Exercise aim: No pictures should be carried over. Output all other parts of the entries verbatim.

Source data:
+++
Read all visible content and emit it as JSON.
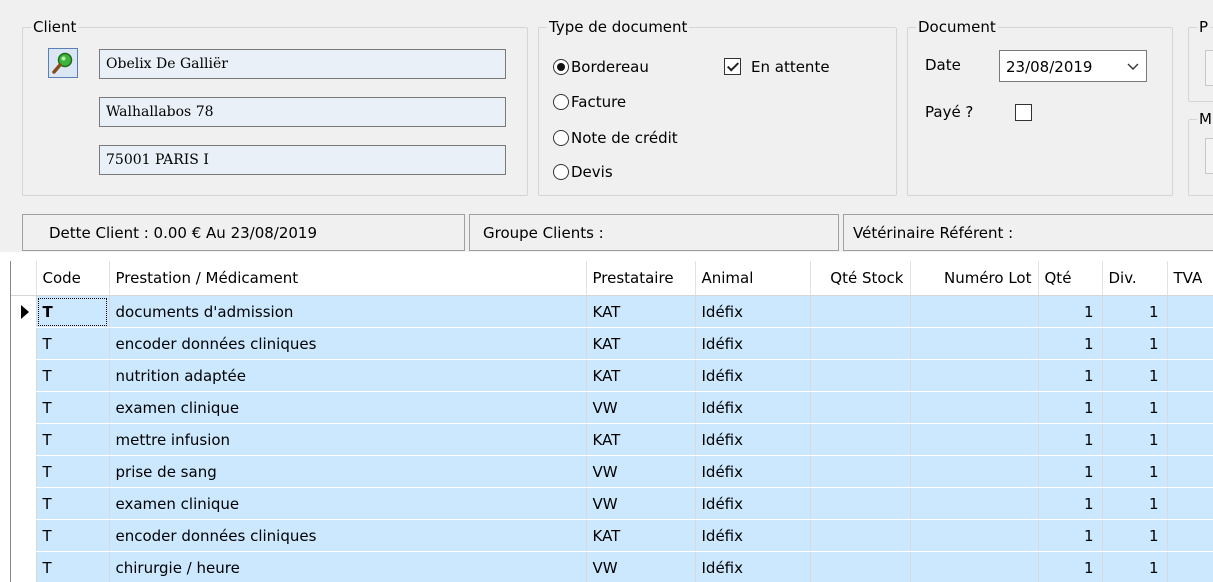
{
  "client": {
    "legend": "Client",
    "name": "Obelix De Galliër",
    "address": "Walhallabos 78",
    "city": "75001 PARIS I"
  },
  "doc_type": {
    "legend": "Type de document",
    "options": [
      "Bordereau",
      "Facture",
      "Note de crédit",
      "Devis"
    ],
    "selected": "Bordereau",
    "pending_label": "En attente",
    "pending_checked": true
  },
  "document": {
    "legend": "Document",
    "date_label": "Date",
    "date_value": "23/08/2019",
    "paid_label": "Payé ?",
    "paid_checked": false
  },
  "right_group": {
    "legend_1": "P",
    "legend_2": "M"
  },
  "status": {
    "debt": "Dette Client :  0.00 € Au 23/08/2019",
    "group": "Groupe Clients :",
    "vet": "Vétérinaire Référent :"
  },
  "table": {
    "headers": [
      "Code",
      "Prestation / Médicament",
      "Prestataire",
      "Animal",
      "Qté Stock",
      "Numéro Lot",
      "Qté",
      "Div.",
      "TVA"
    ],
    "rows": [
      {
        "code": "T",
        "item": "documents d'admission",
        "provider": "KAT",
        "animal": "Idéfix",
        "stock": "",
        "lot": "",
        "qty": "1",
        "div": "1"
      },
      {
        "code": "T",
        "item": "encoder données cliniques",
        "provider": "KAT",
        "animal": "Idéfix",
        "stock": "",
        "lot": "",
        "qty": "1",
        "div": "1"
      },
      {
        "code": "T",
        "item": "nutrition adaptée",
        "provider": "KAT",
        "animal": "Idéfix",
        "stock": "",
        "lot": "",
        "qty": "1",
        "div": "1"
      },
      {
        "code": "T",
        "item": "examen clinique",
        "provider": "VW",
        "animal": "Idéfix",
        "stock": "",
        "lot": "",
        "qty": "1",
        "div": "1"
      },
      {
        "code": "T",
        "item": "mettre infusion",
        "provider": "KAT",
        "animal": "Idéfix",
        "stock": "",
        "lot": "",
        "qty": "1",
        "div": "1"
      },
      {
        "code": "T",
        "item": "prise de sang",
        "provider": "VW",
        "animal": "Idéfix",
        "stock": "",
        "lot": "",
        "qty": "1",
        "div": "1"
      },
      {
        "code": "T",
        "item": "examen clinique",
        "provider": "VW",
        "animal": "Idéfix",
        "stock": "",
        "lot": "",
        "qty": "1",
        "div": "1"
      },
      {
        "code": "T",
        "item": "encoder données cliniques",
        "provider": "KAT",
        "animal": "Idéfix",
        "stock": "",
        "lot": "",
        "qty": "1",
        "div": "1"
      },
      {
        "code": "T",
        "item": "chirurgie / heure",
        "provider": "VW",
        "animal": "Idéfix",
        "stock": "",
        "lot": "",
        "qty": "1",
        "div": "1"
      }
    ]
  },
  "icons": {
    "client_search": "magnifier-icon",
    "row_indicator": "current-row-arrow-icon",
    "date_dropdown": "chevron-down-icon"
  },
  "colors": {
    "row_highlight": "#cce8ff",
    "input_bg": "#e9f0f8",
    "panel_bg": "#f0f0f0"
  }
}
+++
Expected answer:
Read all visible content and emit it as JSON.
{
  "client": {
    "legend": "Client",
    "name": "Obelix De Galliër",
    "address": "Walhallabos 78",
    "city": "75001 PARIS I"
  },
  "doc_type": {
    "legend": "Type de document",
    "options": [
      "Bordereau",
      "Facture",
      "Note de crédit",
      "Devis"
    ],
    "selected": "Bordereau",
    "pending_label": "En attente",
    "pending_checked": true
  },
  "document": {
    "legend": "Document",
    "date_label": "Date",
    "date_value": "23/08/2019",
    "paid_label": "Payé ?",
    "paid_checked": false
  },
  "right_group": {
    "legend_1": "P",
    "legend_2": "M"
  },
  "status": {
    "debt": "Dette Client :  0.00 € Au 23/08/2019",
    "group": "Groupe Clients :",
    "vet": "Vétérinaire Référent :"
  },
  "table": {
    "headers": [
      "Code",
      "Prestation / Médicament",
      "Prestataire",
      "Animal",
      "Qté Stock",
      "Numéro Lot",
      "Qté",
      "Div.",
      "TVA"
    ],
    "rows": [
      {
        "code": "T",
        "item": "documents d'admission",
        "provider": "KAT",
        "animal": "Idéfix",
        "stock": "",
        "lot": "",
        "qty": "1",
        "div": "1"
      },
      {
        "code": "T",
        "item": "encoder données cliniques",
        "provider": "KAT",
        "animal": "Idéfix",
        "stock": "",
        "lot": "",
        "qty": "1",
        "div": "1"
      },
      {
        "code": "T",
        "item": "nutrition adaptée",
        "provider": "KAT",
        "animal": "Idéfix",
        "stock": "",
        "lot": "",
        "qty": "1",
        "div": "1"
      },
      {
        "code": "T",
        "item": "examen clinique",
        "provider": "VW",
        "animal": "Idéfix",
        "stock": "",
        "lot": "",
        "qty": "1",
        "div": "1"
      },
      {
        "code": "T",
        "item": "mettre infusion",
        "provider": "KAT",
        "animal": "Idéfix",
        "stock": "",
        "lot": "",
        "qty": "1",
        "div": "1"
      },
      {
        "code": "T",
        "item": "prise de sang",
        "provider": "VW",
        "animal": "Idéfix",
        "stock": "",
        "lot": "",
        "qty": "1",
        "div": "1"
      },
      {
        "code": "T",
        "item": "examen clinique",
        "provider": "VW",
        "animal": "Idéfix",
        "stock": "",
        "lot": "",
        "qty": "1",
        "div": "1"
      },
      {
        "code": "T",
        "item": "encoder données cliniques",
        "provider": "KAT",
        "animal": "Idéfix",
        "stock": "",
        "lot": "",
        "qty": "1",
        "div": "1"
      },
      {
        "code": "T",
        "item": "chirurgie / heure",
        "provider": "VW",
        "animal": "Idéfix",
        "stock": "",
        "lot": "",
        "qty": "1",
        "div": "1"
      }
    ]
  },
  "icons": {
    "client_search": "magnifier-icon",
    "row_indicator": "current-row-arrow-icon",
    "date_dropdown": "chevron-down-icon"
  },
  "colors": {
    "row_highlight": "#cce8ff",
    "input_bg": "#e9f0f8",
    "panel_bg": "#f0f0f0"
  }
}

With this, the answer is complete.